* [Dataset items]
+ + +

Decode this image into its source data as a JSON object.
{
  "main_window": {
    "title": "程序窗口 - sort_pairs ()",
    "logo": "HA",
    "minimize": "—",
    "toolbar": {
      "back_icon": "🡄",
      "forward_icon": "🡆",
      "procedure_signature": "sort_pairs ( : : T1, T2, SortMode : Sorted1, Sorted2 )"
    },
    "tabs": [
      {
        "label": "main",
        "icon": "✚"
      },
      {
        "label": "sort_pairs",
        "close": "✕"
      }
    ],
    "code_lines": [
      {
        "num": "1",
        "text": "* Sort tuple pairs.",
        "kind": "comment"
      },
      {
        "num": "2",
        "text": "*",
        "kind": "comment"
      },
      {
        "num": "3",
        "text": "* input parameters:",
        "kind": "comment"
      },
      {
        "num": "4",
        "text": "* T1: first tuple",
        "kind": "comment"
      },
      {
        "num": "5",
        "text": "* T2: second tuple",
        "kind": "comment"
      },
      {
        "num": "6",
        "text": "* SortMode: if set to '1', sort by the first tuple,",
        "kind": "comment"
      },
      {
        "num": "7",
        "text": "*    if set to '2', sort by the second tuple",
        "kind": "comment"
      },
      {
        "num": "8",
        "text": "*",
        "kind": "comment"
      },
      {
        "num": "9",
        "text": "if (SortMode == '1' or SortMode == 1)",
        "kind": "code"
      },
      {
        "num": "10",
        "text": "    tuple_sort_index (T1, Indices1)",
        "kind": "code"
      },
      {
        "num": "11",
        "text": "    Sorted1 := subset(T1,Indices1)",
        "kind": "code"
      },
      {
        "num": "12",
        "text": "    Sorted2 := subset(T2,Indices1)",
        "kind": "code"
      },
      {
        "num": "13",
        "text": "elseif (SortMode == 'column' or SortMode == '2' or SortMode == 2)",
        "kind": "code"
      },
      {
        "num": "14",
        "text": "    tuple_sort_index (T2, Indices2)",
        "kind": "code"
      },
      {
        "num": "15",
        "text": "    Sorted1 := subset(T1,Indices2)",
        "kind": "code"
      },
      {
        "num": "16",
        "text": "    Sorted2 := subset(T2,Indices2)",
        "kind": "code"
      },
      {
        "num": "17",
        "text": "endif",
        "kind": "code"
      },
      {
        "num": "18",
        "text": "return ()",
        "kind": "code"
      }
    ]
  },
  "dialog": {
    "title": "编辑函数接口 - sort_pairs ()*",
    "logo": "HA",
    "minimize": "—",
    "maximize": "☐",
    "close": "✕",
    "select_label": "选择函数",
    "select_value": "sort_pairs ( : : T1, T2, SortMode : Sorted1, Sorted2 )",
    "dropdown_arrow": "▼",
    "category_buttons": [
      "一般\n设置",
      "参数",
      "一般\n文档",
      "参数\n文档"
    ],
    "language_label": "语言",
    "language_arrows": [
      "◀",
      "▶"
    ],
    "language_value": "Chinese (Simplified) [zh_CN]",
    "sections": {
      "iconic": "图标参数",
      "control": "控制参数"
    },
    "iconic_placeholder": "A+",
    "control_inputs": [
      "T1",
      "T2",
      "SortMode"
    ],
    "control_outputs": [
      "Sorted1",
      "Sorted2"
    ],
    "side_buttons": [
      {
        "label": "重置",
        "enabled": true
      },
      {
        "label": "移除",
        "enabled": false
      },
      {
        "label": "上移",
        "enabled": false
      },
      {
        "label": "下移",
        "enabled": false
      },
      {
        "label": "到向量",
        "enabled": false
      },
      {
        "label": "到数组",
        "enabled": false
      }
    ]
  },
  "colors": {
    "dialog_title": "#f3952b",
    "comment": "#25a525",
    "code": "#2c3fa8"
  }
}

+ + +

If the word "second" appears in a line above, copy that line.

* [TASK ANSWER]
        "text": "* T2: second tuple",
        "text": "*    if set to '2', sort by the second tuple",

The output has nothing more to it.